The use of the loss aversion concept dovetails nicely with our use of the Health Belief Model (HBM), a well-regarded theory frequently used in behavior change communication. The HBM is made up of five key factors that can be used to understand and predict health behaviors. The first of these is “perceived susceptibility,” or the degree to which a member believes that he or she is likely to come down with the flu. Perceived severity, another key piece of the HBM, ties-in here, as well. Using a conversational tone and simple-to-understand language, rather than providing a litany of statistics that aren’t very meaningful or impactful for the average person, we can also remind members that the flu is very unpleasant by invoking memories of members’ previous flu experiences. The final three pieces of the model are perceived benefits, perceived barriers, and cues-to-action. Previous studies have found that the perceived benefits portion of the HBM is the most important predictor of influenza vaccination (e.g., belief that getting vaccinated protects the member’s family and that the flu shot is safe). Eliza’s messaging serves as a cue-to-action and we explain the benefits of vaccination. We can also assess member barriers so that plans can evaluate whether additional intervention is warranted.

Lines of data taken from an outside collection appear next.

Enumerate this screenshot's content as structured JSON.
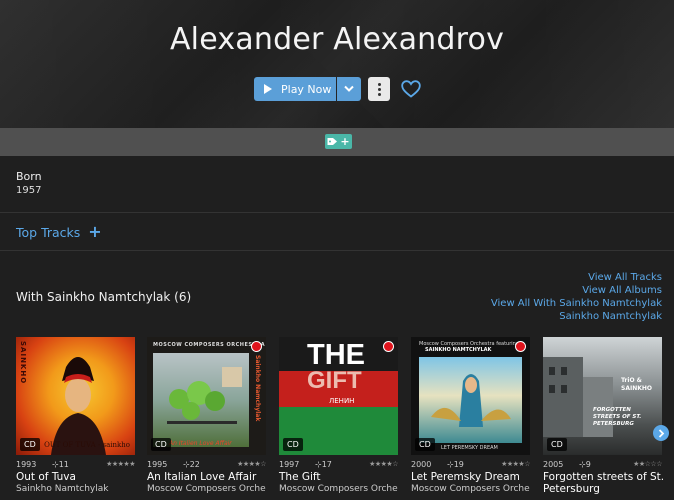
{
  "artist": {
    "name": "Alexander Alexandrov"
  },
  "controls": {
    "play_label": "Play Now"
  },
  "born": {
    "label": "Born",
    "value": "1957"
  },
  "top_tracks": {
    "label": "Top Tracks"
  },
  "collab": {
    "heading": "With Sainkho Namtchylak (6)"
  },
  "view_links": [
    "View All Tracks",
    "View All Albums",
    "View All With Sainkho Namtchylak",
    "Sainkho Namtchylak"
  ],
  "albums": [
    {
      "title": "Out of Tuva",
      "artist": "Sainkho Namtchylak",
      "year": "1993",
      "plays": "⊹11",
      "stars": "★★★★★",
      "format": "CD",
      "cover_top": "OUT OF TUVA - sainkho",
      "cover_side": "SAINKHO"
    },
    {
      "title": "An Italian Love Affair",
      "artist": "Moscow Composers Orchestra",
      "year": "1995",
      "plays": "⊹22",
      "stars": "★★★★☆",
      "format": "CD",
      "cover_top": "MOSCOW COMPOSERS ORCHESTRA",
      "cover_side": "Sainkho Namchylak",
      "cover_bottom": "An Italien Love Affair"
    },
    {
      "title": "The Gift",
      "artist": "Moscow Composers Orchestra",
      "year": "1997",
      "plays": "⊹17",
      "stars": "★★★★☆",
      "format": "CD",
      "cover_top": "THE",
      "cover_mid": "GIFT",
      "cover_small": "ЛЕНИН"
    },
    {
      "title": "Let Peremsky Dream",
      "artist": "Moscow Composers Orchestra",
      "year": "2000",
      "plays": "⊹19",
      "stars": "★★★★☆",
      "format": "CD",
      "cover_top": "Moscow Composers Orchestra featuring",
      "cover_sub": "SAINKHO NAMTCHYLAK",
      "cover_bottom": "LET PEREMSKY DREAM"
    },
    {
      "title": "Forgotten streets of St. Petersburg",
      "artist": "",
      "year": "2005",
      "plays": "⊹9",
      "stars": "★★☆☆☆",
      "format": "CD",
      "cover_top": "TriO & SAINKHO",
      "cover_bottom": "FORGOTTEN STREETS OF ST. PETERSBURG"
    }
  ],
  "colors": {
    "accent": "#5ba8e8",
    "play_button": "#5b9fd8",
    "tag": "#4ab7a8"
  }
}
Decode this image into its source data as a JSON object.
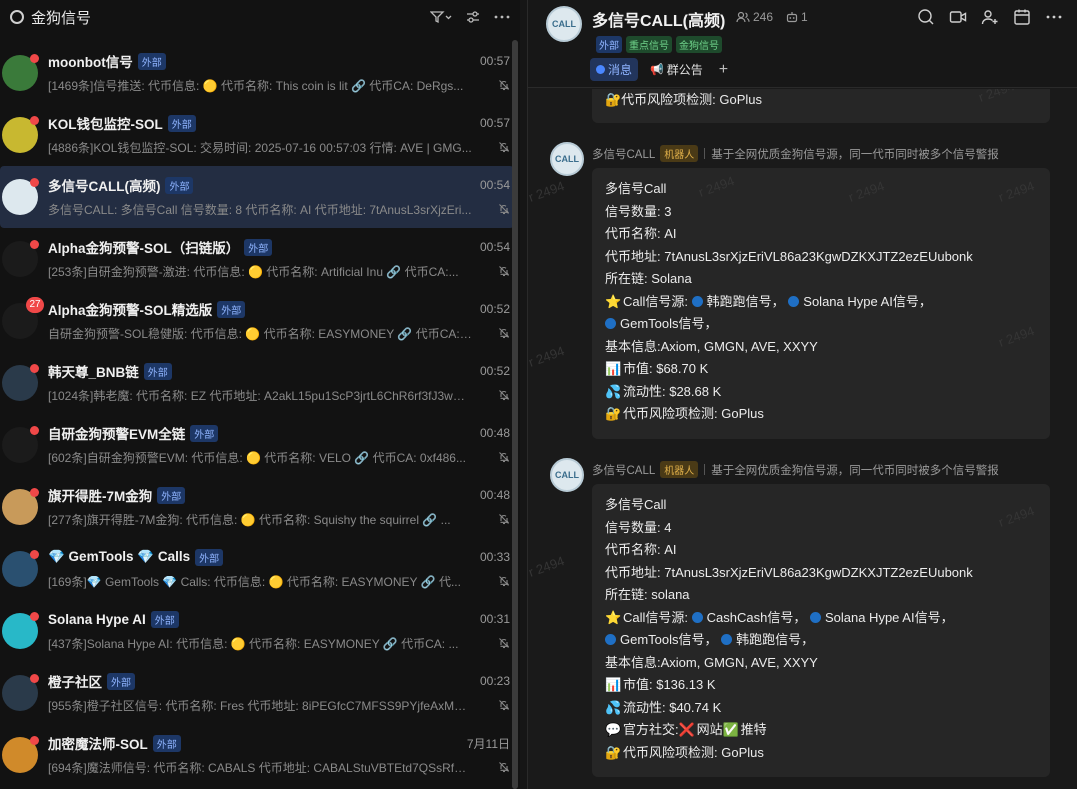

The HBM is just one of several health communication theories Eliza employs, in combination with decision theory and behavioral economic concepts, to drive member behavior change. Our designers have advanced degrees in health communication and know how to tackle cognitive biases and identify barriers that can prevent members from closing HEDIS gaps. Our outreaches get results for a reason – they’re scientifically-based!
[i] Brownlee, S., & Lenzer, J. (2009, November). Does the vaccine matter? The Atlantic. Retrieved from https://www.theatlantic.com/magazine/archive/2009/11/does-the-vaccine-matter/307723 [ii] Mayo, A.M., & Cobler, S. (2004). Flu vaccines and patient decision making: What we need to know. Journal of the American Association of Nurse Practitioners, 16(9), 402-410. doi: 10.1111/j.1745-7599.2004.tb00390.x
[iii] Sherman, D.K., & Cohen, G.L. (2002). Accepting threatening information: Self-affirmation and the reduction of defensive biases. Current Directions in Psychological Science, 11(4), 119-123. doi: 10.1111/1467-8721.00182
[iv] Chen, F., & Stevens, R. (2016). Applying lessons from behavioral economics to increase flu vaccination rates. Health Promotion International, 32(6), 1067-1073. doi: 10.1093/heapro/daw031